Hartley’s recording odyssey began when he taped several books for a friend’s cross-country drive. This led to his interest in public-domain works like Milton’s and Penn’s. “I was trying to decide what to work on, and several people suggested Paradise Lost,” he says. “It’s a centerpiece of the canon that people feel they should read but don’t feel like expending too much effort on. It really is intimidating.” Hartley practiced enunciation by reading the newspaper or poetry to friends in the car (he claims they enjoyed it), then began his time-consuming project. “I started it three times,” he says. “The first time, I got halfway through it and realized I could get better sound quality by rearranging my equipment. It took months to do.” The final version, complete with flute backup by Liza Vick of the Washington Flute Consort, took about two months; all told, it fills eight tapes and lasts 12 hours. Hartley isn’t sure whether reading the work aloud enhances comprehension, but he does feel that “it’s easier to listen to something twice than to read something twice,” and that listeners always benefit from a second run-through.

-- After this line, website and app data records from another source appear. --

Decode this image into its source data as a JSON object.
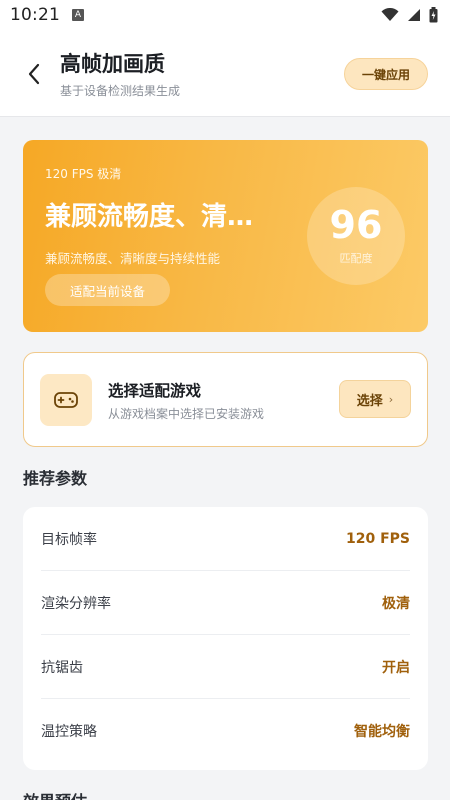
{
  "status_bar": {
    "time": "10:21",
    "notif_badge": "A"
  },
  "header": {
    "title": "高帧加画质",
    "subtitle": "基于设备检测结果生成",
    "apply_label": "一键应用"
  },
  "hero": {
    "tag": "120 FPS 极清",
    "title": "兼顾流畅度、清…",
    "desc": "兼顾流畅度、清晰度与持续性能",
    "chip_label": "适配当前设备",
    "score": "96",
    "score_label": "匹配度"
  },
  "game_select": {
    "title": "选择适配游戏",
    "desc": "从游戏档案中选择已安装游戏",
    "button_label": "选择",
    "button_chevron": "›"
  },
  "params": {
    "section_title": "推荐参数",
    "rows": [
      {
        "label": "目标帧率",
        "value": "120 FPS"
      },
      {
        "label": "渲染分辨率",
        "value": "极清"
      },
      {
        "label": "抗锯齿",
        "value": "开启"
      },
      {
        "label": "温控策略",
        "value": "智能均衡"
      }
    ]
  },
  "preview": {
    "section_title": "效果预估"
  },
  "colors": {
    "accent": "#f6a825",
    "value_text": "#a0600c",
    "button_bg": "#fde6bf"
  },
  "icons": [
    "back-arrow-icon",
    "gamepad-icon",
    "wifi-icon",
    "signal-icon",
    "battery-icon"
  ]
}
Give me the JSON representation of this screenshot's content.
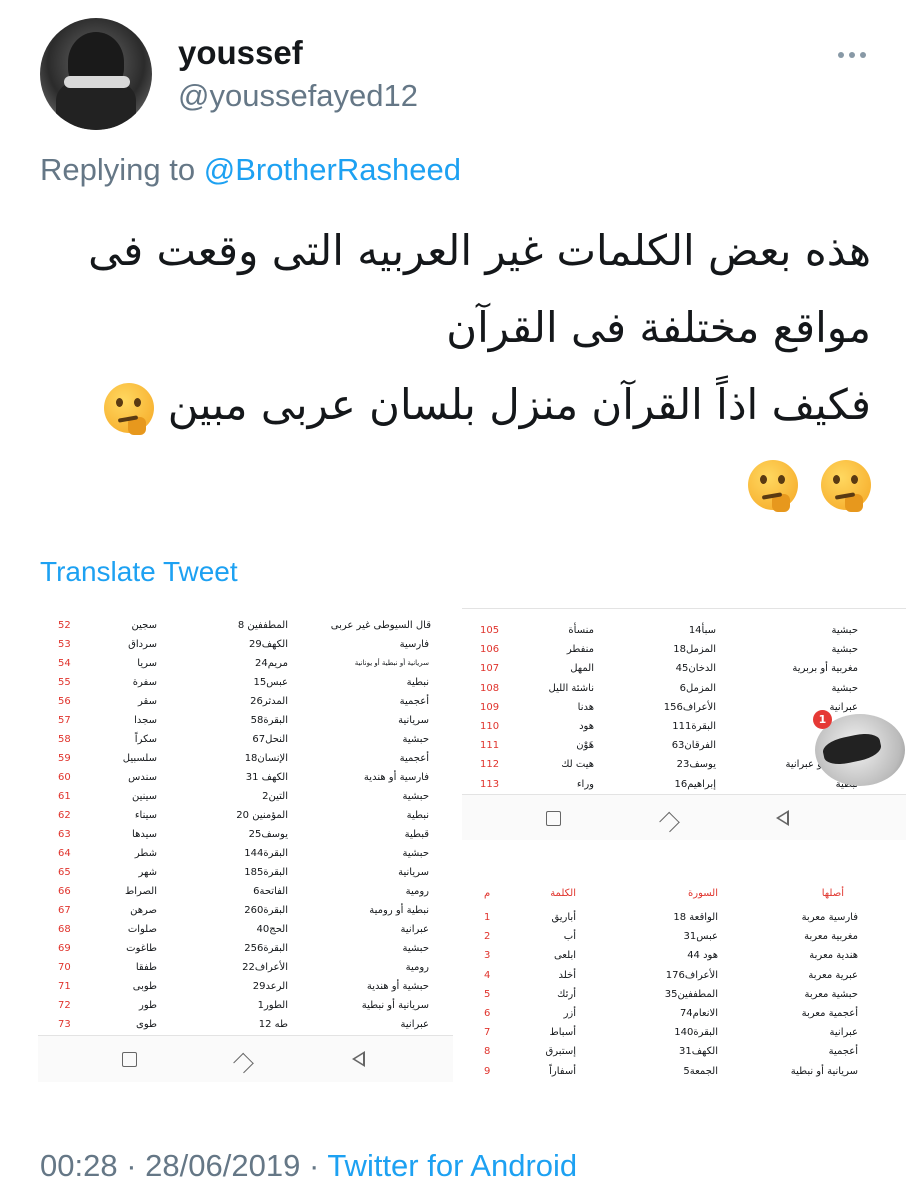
{
  "header": {
    "name": "youssef",
    "handle": "@youssefayed12"
  },
  "reply": {
    "prefix": "Replying to",
    "to": "@BrotherRasheed"
  },
  "tweet": {
    "line1": "هذه بعض الكلمات غير العربيه التى وقعت فى",
    "line2": "مواقع مختلفة فى القرآن",
    "line3": "فكيف اذاً القرآن منزل بلسان عربى مبين",
    "emoji": "thinking-face"
  },
  "translate_label": "Translate Tweet",
  "footer": {
    "time": "00:28",
    "date": "28/06/2019",
    "source": "Twitter for Android",
    "separator": "·"
  },
  "shot_left": {
    "header_note": "قال السيوطى غير عربى",
    "rows": [
      {
        "n": "52",
        "w": "سجين",
        "s": "المطففين 8",
        "o": ""
      },
      {
        "n": "53",
        "w": "سرداق",
        "s": "الكهف29",
        "o": "فارسية"
      },
      {
        "n": "54",
        "w": "سريا",
        "s": "مريم24",
        "o": "سريانية أو نبطية أو يونانية"
      },
      {
        "n": "55",
        "w": "سفرة",
        "s": "عبس15",
        "o": "نبطية"
      },
      {
        "n": "56",
        "w": "سقر",
        "s": "المدثر26",
        "o": "أعجمية"
      },
      {
        "n": "57",
        "w": "سجدا",
        "s": "البقرة58",
        "o": "سريانية"
      },
      {
        "n": "58",
        "w": "سكراً",
        "s": "النحل67",
        "o": "حبشية"
      },
      {
        "n": "59",
        "w": "سلسبيل",
        "s": "الإنسان18",
        "o": "أعجمية"
      },
      {
        "n": "60",
        "w": "سندس",
        "s": "الكهف 31",
        "o": "فارسية أو هندية"
      },
      {
        "n": "61",
        "w": "سينين",
        "s": "التين2",
        "o": "حبشية"
      },
      {
        "n": "62",
        "w": "سيناء",
        "s": "المؤمنين 20",
        "o": "نبطية"
      },
      {
        "n": "63",
        "w": "سيدها",
        "s": "يوسف25",
        "o": "قبطية"
      },
      {
        "n": "64",
        "w": "شطر",
        "s": "البقرة144",
        "o": "حبشية"
      },
      {
        "n": "65",
        "w": "شهر",
        "s": "البقرة185",
        "o": "سريانية"
      },
      {
        "n": "66",
        "w": "الصراط",
        "s": "الفاتحة6",
        "o": "رومية"
      },
      {
        "n": "67",
        "w": "صرهن",
        "s": "البقرة260",
        "o": "نبطية أو رومية"
      },
      {
        "n": "68",
        "w": "صلوات",
        "s": "الحج40",
        "o": "عبرانية"
      },
      {
        "n": "69",
        "w": "طاغوت",
        "s": "البقرة256",
        "o": "حبشية"
      },
      {
        "n": "70",
        "w": "طفقا",
        "s": "الأعراف22",
        "o": "رومية"
      },
      {
        "n": "71",
        "w": "طوبى",
        "s": "الرعد29",
        "o": "حبشية أو هندية"
      },
      {
        "n": "72",
        "w": "طور",
        "s": "الطور1",
        "o": "سريانية أو نبطية"
      },
      {
        "n": "73",
        "w": "طوى",
        "s": "طه 12",
        "o": "عبرانية"
      }
    ]
  },
  "shot_top_right": {
    "rows": [
      {
        "n": "105",
        "w": "منسأة",
        "s": "سبأ14",
        "o": "حبشية"
      },
      {
        "n": "106",
        "w": "منفطر",
        "s": "المزمل18",
        "o": "حبشية"
      },
      {
        "n": "107",
        "w": "المهل",
        "s": "الدخان45",
        "o": "مغربية أو بربرية"
      },
      {
        "n": "108",
        "w": "ناشئة الليل",
        "s": "المزمل6",
        "o": "حبشية"
      },
      {
        "n": "109",
        "w": "هدنا",
        "s": "الأعراف156",
        "o": "عبرانية"
      },
      {
        "n": "110",
        "w": "هود",
        "s": "البقرة111",
        "o": "عبرانية"
      },
      {
        "n": "111",
        "w": "هَوْن",
        "s": "الفرقان63",
        "o": "سريانية"
      },
      {
        "n": "112",
        "w": "هيت لك",
        "s": "يوسف23",
        "o": "حورانية أو عبرانية"
      },
      {
        "n": "113",
        "w": "وراء",
        "s": "إبراهيم16",
        "o": "نبطية"
      }
    ],
    "notification_count": "1"
  },
  "shot_bottom_right": {
    "headers": {
      "n": "م",
      "w": "الكلمة",
      "s": "السورة",
      "o": "أصلها"
    },
    "rows": [
      {
        "n": "1",
        "w": "أباريق",
        "s": "الواقعة 18",
        "o": "فارسية معربة"
      },
      {
        "n": "2",
        "w": "أب",
        "s": "عبس31",
        "o": "مغربية معربة"
      },
      {
        "n": "3",
        "w": "ابلعى",
        "s": "هود 44",
        "o": "هندية معربة"
      },
      {
        "n": "4",
        "w": "أخلد",
        "s": "الأعراف176",
        "o": "عبرية معربة"
      },
      {
        "n": "5",
        "w": "أرئك",
        "s": "المطففين35",
        "o": "حبشية معربة"
      },
      {
        "n": "6",
        "w": "أزر",
        "s": "الانعام74",
        "o": "أعجمية معربة"
      },
      {
        "n": "7",
        "w": "أسباط",
        "s": "البقرة140",
        "o": "عبرانية"
      },
      {
        "n": "8",
        "w": "إستبرق",
        "s": "الكهف31",
        "o": "أعجمية"
      },
      {
        "n": "9",
        "w": "أسفاراً",
        "s": "الجمعة5",
        "o": "سريانية أو نبطية"
      }
    ]
  }
}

Hartley has formed a company, Boundless Books—“It fills all my days,” he sighs—and plans many more classic-lit audiotapes. His next project, a collection of Edgar Allan Poe’s short stories, will be ready by Thanksgiving. Meanwhile, Hartley eagerly awaits a day when his budget will be bigger and Boundless Books will have staff members besides himself. “I love doing the reading,” he says, “but when I can afford it, I’d like to have other people doing the reading. Or I would like to experiment with a full-cast reading of Prometheus Unbound.” Paradise Lost can be ordered from Boundless Books at (301) 530-4862 or albertus.net.